Lately I’ve been working on several projects which require very careful planning and time to execute. So what happens when you’ve finished a project and you find out it doesn’t solve the problem you created it to solve? This was the topic of conversation at a Practice Lab with The Design Gym last week on my quest to become an expert at Design Thinking. Coincidentally, I was suffering for this very conundrum when I walked into the lab. I love being properly prepared for class!
Sometimes we start a project with so much energy and vigor, blazing a trail forward only to find we’ve not quite answered ALL the right questions. This happens a lot, especially in organizations. It is exactly this problem, that Design Thinking intends to solve. Turns out, I went there with one problem and I ended up finding out that I have another problem. Now why would I ever go back to practice lab if they are going to help me figure out that I have more problems than I thought?
Problem SEEING vs. problem SOLVING. What problem are we trying to solve? We practiced reframing the problem to view it from different angles, broader and more narrow picture, to decipher the actual need. Sometimes the bigger problem is having the right question. For example, I went there with the problem of finding a logistic solution to a website structure that enables Garrott Designs. I was going to design think a new website. Turns out, I have more abstract issues that need to be clarified before creating a structure to support them. How did they show me to this door and get me to open it?
We talked a lot about Empathy. Who is the user, how are they using it, what do they expect? Can you put yourself in their place and see the world from where they sit? How did we do this? Well, they put us in new groups of two every twenty minutes. Everyone in the room was a complete stranger to the other. For a few minutes each, you had to explain the problem and what you are trying to do. Having a totally fresh mind react to your ideas and ask questions sheds a tremendously bright light in very dark corners. You just wouldn’t get this kind of fresh mind from a friend who knows what you’re trying to do.
Talking with perfect strangers became a brainstorm session. I could feel myself getting excited about their ideas just as much as my own. I had suggestions and could see places into their dark corners they weren’t able to recognize while focusing on other assumptions. By the time the lab was over, I felt like I had made new friends as well as acquired a new approach. Not bad for a three hour workshop after working hours!

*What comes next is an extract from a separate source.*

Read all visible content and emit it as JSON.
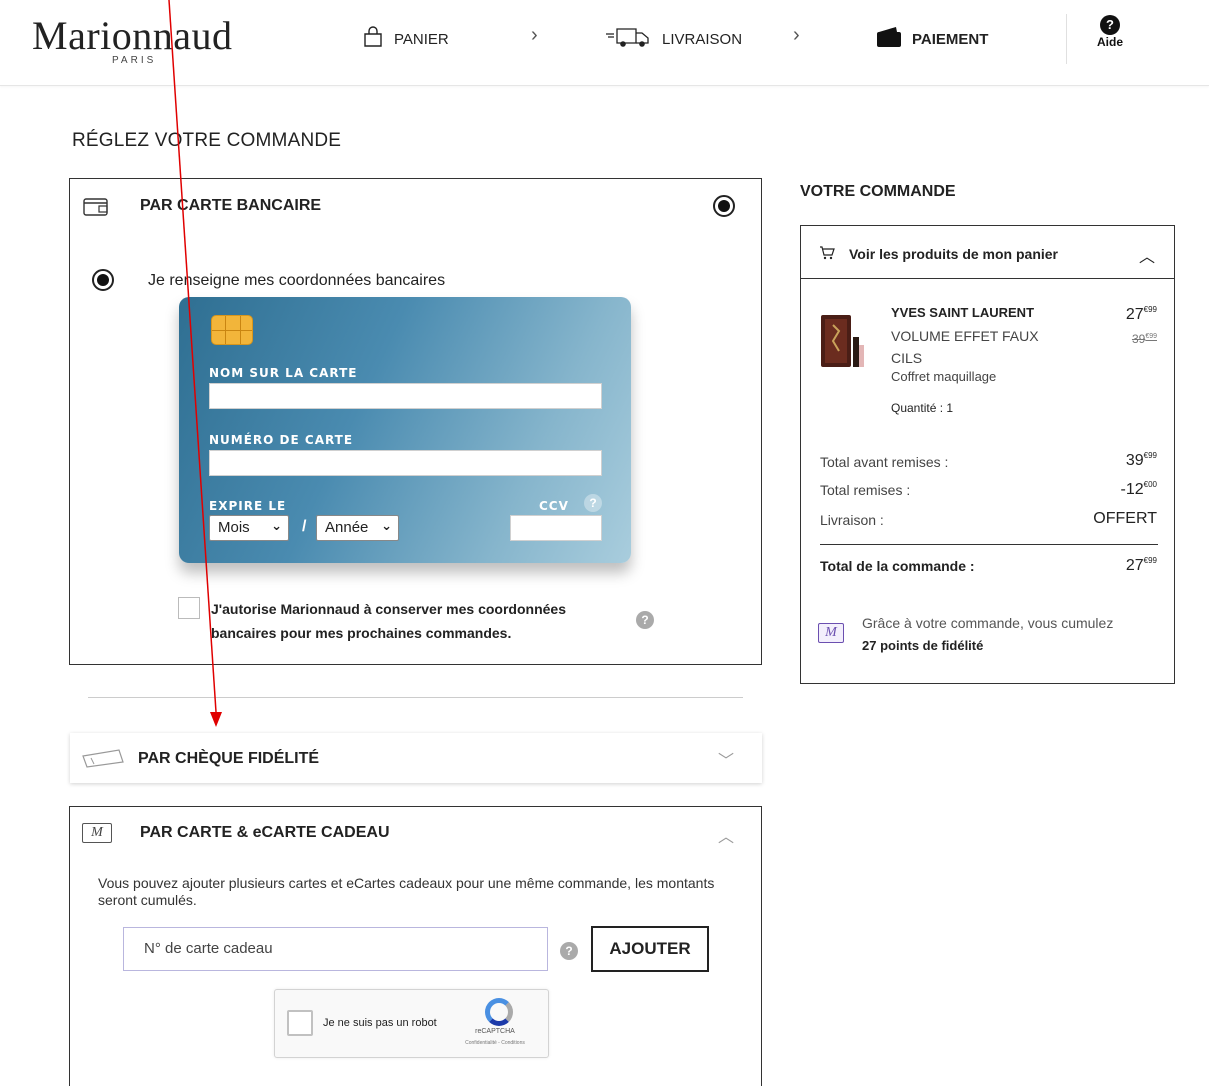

Design thinking isn’t for every problem. Some solutions are obvious and actionable. Here are a few questions to ask yourself when considering how far down the rabbit hole you need to chase a problem.
Is the ideal solution ambiguous?
Are there unknown user needs?
Is it a high impact challenge?